A third reason why sports are important to young teens is that it is a way to be in control. Before 18 years old, most people are within complete control of their parents and of their teachers at school. They are told when to eat, what homework to do, what classes to take and sometimes what clothes to wear. Playing a sport relies solely on the players on the field and what’s going on in their heads. They are finally given the choice to do whatever they please. They can listen to the advice given to them or not, they can shoot or pass, they can be prepared or not, they can ultimately decide the outcome of the game. This is one of the first times in someone’s life that they can be in complete control. This sense of confidence and control is felt when the brain releases the chemical serotonin. This is released in the brain after an electrical impulse “controlling different aspects of physiology, including… social behavior”(6) This is another thing that the players on my team felt when playing. A lot of the players on my team did not enjoy going to school or listening to what their parents wanted them to do. Most of them were the “bad kids” in the class and were always told they were wrong. Soccer was a way for them to finally be in control of their lives. THEY decided what was right or wrong and what to do in a situation. That’s why they loved it!
The outcomes of the games affected them a lot: they hated losing. “Losing or failing to achieve one’s goals can result in feelings of frustration, unhappiness or even feelings of shame and guilt,” but I feel that this just gave them more motivation. (Dr. Chiarappa) It gave them a reason to be in control: to finally win some games; and we did. Those games that we won felt amazing because of how much work we put into them.
Towards the end, I changed: I wasn’t the guy on the bench watching anymore. When there was a fight on the field or a loose ball, I was there, fighting for it. I was the guy that would tell my coach not to worry (he always was) and the guy to encourage the newcomers. I became them.
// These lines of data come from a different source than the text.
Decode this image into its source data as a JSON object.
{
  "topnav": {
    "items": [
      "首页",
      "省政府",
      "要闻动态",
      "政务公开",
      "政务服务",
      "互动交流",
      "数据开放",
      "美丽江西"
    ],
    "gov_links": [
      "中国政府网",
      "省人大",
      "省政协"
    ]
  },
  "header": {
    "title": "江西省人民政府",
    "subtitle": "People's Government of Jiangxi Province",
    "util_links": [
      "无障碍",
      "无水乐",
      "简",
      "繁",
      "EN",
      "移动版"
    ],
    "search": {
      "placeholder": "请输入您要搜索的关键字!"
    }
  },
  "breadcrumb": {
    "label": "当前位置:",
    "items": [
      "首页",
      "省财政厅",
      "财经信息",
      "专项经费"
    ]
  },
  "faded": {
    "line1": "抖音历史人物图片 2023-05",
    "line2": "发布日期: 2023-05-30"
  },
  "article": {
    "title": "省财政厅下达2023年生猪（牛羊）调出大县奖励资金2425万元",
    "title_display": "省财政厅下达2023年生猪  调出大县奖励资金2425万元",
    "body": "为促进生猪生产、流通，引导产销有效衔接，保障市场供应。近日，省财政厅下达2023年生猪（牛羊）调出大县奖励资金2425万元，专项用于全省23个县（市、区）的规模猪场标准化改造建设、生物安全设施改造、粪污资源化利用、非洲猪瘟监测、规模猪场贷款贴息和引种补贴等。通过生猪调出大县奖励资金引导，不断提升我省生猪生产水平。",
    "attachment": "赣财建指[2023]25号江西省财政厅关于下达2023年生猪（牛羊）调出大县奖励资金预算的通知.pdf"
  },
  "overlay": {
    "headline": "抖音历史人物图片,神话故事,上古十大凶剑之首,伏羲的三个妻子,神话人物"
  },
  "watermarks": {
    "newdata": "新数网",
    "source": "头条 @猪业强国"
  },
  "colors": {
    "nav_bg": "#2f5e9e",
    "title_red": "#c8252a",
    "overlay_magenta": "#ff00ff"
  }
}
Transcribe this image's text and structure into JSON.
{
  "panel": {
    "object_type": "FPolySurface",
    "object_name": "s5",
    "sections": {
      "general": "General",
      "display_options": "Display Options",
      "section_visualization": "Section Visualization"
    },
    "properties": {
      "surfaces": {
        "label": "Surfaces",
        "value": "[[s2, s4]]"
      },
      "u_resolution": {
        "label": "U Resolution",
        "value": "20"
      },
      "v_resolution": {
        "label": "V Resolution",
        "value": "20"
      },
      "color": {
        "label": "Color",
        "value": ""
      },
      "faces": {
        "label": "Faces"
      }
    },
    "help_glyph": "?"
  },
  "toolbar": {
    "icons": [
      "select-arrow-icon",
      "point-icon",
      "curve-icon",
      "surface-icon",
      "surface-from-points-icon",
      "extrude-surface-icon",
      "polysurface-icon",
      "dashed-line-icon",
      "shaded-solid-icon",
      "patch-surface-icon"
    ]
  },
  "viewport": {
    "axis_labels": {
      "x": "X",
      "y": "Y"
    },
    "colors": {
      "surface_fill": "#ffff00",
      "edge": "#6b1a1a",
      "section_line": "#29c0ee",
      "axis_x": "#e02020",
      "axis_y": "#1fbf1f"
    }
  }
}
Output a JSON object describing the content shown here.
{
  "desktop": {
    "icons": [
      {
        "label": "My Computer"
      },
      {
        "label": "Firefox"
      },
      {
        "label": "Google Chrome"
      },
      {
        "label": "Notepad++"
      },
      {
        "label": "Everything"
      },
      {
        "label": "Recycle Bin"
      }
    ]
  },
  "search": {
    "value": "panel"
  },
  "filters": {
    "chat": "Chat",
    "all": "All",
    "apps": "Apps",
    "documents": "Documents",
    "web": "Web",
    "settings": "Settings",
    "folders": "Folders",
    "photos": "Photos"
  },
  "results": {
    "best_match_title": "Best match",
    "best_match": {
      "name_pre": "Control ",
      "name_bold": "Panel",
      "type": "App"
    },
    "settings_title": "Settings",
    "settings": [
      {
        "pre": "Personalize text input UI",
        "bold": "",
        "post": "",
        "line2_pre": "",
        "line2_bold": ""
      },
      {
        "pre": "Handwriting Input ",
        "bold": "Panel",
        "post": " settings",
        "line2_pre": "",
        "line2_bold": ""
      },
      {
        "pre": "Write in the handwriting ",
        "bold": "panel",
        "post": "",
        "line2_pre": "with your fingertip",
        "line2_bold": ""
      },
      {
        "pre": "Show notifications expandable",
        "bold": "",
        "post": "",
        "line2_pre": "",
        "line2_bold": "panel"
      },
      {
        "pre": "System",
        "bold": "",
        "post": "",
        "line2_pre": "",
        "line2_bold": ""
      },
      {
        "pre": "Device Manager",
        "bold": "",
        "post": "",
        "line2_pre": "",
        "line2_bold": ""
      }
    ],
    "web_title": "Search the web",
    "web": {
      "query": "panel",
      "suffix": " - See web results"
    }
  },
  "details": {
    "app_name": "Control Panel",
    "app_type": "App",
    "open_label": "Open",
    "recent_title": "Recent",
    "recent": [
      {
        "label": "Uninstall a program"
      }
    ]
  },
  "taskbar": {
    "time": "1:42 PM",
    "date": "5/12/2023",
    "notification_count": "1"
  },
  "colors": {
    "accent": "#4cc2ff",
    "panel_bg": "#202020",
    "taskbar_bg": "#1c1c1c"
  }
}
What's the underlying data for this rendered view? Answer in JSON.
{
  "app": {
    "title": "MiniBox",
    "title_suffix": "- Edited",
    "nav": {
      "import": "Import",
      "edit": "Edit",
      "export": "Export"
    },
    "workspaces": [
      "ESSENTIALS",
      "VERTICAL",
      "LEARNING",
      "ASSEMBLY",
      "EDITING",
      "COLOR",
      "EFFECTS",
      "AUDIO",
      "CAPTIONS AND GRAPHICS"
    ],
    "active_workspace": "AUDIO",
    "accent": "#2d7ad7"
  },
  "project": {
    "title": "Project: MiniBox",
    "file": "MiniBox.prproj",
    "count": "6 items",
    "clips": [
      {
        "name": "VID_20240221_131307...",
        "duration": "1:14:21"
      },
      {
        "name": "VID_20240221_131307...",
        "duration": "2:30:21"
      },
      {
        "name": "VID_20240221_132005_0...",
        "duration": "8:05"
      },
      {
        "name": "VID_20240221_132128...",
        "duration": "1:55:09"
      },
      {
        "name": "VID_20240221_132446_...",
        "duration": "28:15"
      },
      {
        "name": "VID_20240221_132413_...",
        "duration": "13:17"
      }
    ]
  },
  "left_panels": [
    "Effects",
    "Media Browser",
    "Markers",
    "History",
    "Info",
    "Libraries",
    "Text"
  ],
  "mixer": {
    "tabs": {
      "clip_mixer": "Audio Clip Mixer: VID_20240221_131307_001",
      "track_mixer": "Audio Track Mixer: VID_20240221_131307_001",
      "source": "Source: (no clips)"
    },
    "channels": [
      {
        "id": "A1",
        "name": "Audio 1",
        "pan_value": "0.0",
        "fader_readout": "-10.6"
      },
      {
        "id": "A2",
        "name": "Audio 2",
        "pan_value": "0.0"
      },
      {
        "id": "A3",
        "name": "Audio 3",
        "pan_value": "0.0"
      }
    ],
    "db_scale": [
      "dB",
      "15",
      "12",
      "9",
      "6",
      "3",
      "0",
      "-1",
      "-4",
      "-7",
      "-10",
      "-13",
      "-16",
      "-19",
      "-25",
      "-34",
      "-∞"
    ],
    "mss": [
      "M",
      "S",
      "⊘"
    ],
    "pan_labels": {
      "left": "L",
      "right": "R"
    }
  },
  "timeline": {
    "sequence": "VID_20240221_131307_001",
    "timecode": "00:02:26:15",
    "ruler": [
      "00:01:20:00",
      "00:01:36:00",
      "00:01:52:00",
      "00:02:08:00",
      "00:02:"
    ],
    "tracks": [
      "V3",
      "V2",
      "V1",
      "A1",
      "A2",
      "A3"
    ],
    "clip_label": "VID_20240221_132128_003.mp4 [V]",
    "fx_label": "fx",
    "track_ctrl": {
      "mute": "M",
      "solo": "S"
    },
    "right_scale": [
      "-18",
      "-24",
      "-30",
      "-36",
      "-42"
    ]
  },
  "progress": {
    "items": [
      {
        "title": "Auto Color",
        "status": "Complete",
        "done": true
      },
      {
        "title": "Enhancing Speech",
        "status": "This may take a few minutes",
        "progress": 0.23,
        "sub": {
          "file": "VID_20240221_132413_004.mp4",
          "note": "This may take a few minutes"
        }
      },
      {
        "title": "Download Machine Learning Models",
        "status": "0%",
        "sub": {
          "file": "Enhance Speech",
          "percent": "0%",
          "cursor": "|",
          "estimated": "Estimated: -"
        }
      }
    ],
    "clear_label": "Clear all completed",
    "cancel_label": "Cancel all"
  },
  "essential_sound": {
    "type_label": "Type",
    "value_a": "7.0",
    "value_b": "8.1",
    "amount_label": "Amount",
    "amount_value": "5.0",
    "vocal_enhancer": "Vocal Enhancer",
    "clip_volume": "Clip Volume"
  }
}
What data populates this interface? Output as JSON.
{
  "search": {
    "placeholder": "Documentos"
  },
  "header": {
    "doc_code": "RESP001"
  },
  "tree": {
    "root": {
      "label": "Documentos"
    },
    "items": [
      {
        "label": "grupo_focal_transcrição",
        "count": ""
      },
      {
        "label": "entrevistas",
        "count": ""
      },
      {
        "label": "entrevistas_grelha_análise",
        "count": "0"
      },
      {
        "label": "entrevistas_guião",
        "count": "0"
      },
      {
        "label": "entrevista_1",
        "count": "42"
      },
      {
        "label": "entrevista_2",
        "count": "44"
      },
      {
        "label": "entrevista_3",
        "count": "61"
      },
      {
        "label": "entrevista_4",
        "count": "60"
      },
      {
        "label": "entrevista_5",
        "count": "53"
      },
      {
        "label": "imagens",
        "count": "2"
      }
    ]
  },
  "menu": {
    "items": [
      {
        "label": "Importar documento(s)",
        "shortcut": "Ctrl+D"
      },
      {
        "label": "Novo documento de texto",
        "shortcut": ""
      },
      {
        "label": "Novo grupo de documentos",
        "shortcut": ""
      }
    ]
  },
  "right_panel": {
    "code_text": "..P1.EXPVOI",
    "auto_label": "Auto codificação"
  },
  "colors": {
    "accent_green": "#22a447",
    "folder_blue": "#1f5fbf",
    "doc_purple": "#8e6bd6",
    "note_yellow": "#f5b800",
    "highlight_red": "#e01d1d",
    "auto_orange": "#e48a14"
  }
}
After a large number of years with that team, I switched to another team because of my living conditions. My new team faced off against that team and we were winning by a lot. After one goal, I remember picking up the goalie from my old team, who looked completely discouraged, and I gave him a pat on the back.